GPS is great for unfamiliar neighborhoods, estimating how long a trip will take, and finding the nearest gas station; however, it’s also wreaking havoc in otherwise quiet neighborhoods. Services like Waze and other navigation apps give users the ability to circumvent road construction, natural disasters, and detours. This sounds like a great idea, in theory, unless of course you happen to live in one of the neighbors the apps suggest as a detour.
Waze is being blamed for sending loads of unwanted traffic through Westchester’s Osage neighborhood, as drivers try to beat slowdowns on the 405 around LAX. Can anything be done? Here’s what you need to know:
- The “Waze Effect” is real. It’s been documented in other major metros. One area found an uptick of 40,000 cars when highway construction was underway nearby.
- Posting fake accident reports doesn’t work. Waze knows that others are getting through and its algorithm will ignore your report.
If you’re a Waze user, consider whether you’re really saving any time by cutting through somebody else’s neighborhood. With my daughter’s school in Hawthorne and my office in Venice, I’ve tried all kinds of “shortcuts” to avoid freeway bottlenecks, but have finally concluded that it’s fruitless. Better that I stay on the 405 and leave other people’s neighborhoods to them.
Our Councilman recently held a public meeting on the topic of Waze and Westchester’s Osage neighborhood. The meeting was well-attended by lots of cranky neighbors. Unfortunately, that was months ago and I haven’t heard a peep since. It’s only going to get uglier over there with a couple of high density apartment projects under construction.
What about you?
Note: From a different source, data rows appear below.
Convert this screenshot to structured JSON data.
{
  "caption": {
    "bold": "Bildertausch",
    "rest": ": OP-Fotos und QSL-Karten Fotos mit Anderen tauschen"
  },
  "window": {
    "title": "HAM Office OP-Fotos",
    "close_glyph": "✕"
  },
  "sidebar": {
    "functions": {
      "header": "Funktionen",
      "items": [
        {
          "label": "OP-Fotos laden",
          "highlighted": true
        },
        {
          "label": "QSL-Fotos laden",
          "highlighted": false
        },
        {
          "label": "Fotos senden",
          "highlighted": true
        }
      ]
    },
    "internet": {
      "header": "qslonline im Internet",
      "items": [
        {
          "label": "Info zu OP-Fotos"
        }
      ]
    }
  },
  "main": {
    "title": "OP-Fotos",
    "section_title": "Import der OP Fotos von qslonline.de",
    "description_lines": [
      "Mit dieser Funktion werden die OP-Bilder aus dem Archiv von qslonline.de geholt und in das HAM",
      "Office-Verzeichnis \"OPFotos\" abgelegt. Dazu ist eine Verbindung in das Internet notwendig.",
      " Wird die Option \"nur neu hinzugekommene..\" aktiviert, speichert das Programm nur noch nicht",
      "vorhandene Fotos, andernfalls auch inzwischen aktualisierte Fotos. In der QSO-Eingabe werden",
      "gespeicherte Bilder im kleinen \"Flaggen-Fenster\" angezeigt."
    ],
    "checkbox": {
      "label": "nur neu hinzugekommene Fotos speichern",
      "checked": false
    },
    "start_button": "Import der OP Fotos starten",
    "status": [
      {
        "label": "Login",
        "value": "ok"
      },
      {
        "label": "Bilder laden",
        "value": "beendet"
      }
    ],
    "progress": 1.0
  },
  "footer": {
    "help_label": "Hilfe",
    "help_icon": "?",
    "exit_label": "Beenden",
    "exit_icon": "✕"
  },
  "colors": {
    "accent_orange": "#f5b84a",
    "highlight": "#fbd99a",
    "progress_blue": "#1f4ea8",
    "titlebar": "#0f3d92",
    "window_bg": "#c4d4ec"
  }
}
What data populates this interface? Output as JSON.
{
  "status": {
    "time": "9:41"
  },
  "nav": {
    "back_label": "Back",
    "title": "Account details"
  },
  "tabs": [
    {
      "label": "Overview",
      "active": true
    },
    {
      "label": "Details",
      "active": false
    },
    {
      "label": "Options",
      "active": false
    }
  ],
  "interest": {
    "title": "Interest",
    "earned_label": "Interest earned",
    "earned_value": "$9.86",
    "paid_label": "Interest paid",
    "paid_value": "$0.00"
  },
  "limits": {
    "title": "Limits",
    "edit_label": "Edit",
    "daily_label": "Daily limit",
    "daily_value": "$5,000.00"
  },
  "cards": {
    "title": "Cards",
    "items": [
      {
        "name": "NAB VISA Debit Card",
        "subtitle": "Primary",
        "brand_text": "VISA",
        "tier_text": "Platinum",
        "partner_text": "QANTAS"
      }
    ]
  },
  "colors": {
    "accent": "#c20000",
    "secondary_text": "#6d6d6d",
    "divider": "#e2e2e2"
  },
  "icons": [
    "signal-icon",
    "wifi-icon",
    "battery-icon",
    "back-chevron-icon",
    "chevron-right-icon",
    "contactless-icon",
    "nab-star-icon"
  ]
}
Are you suffering in Osage? Are you a Waze user? Let’s talk in the comments!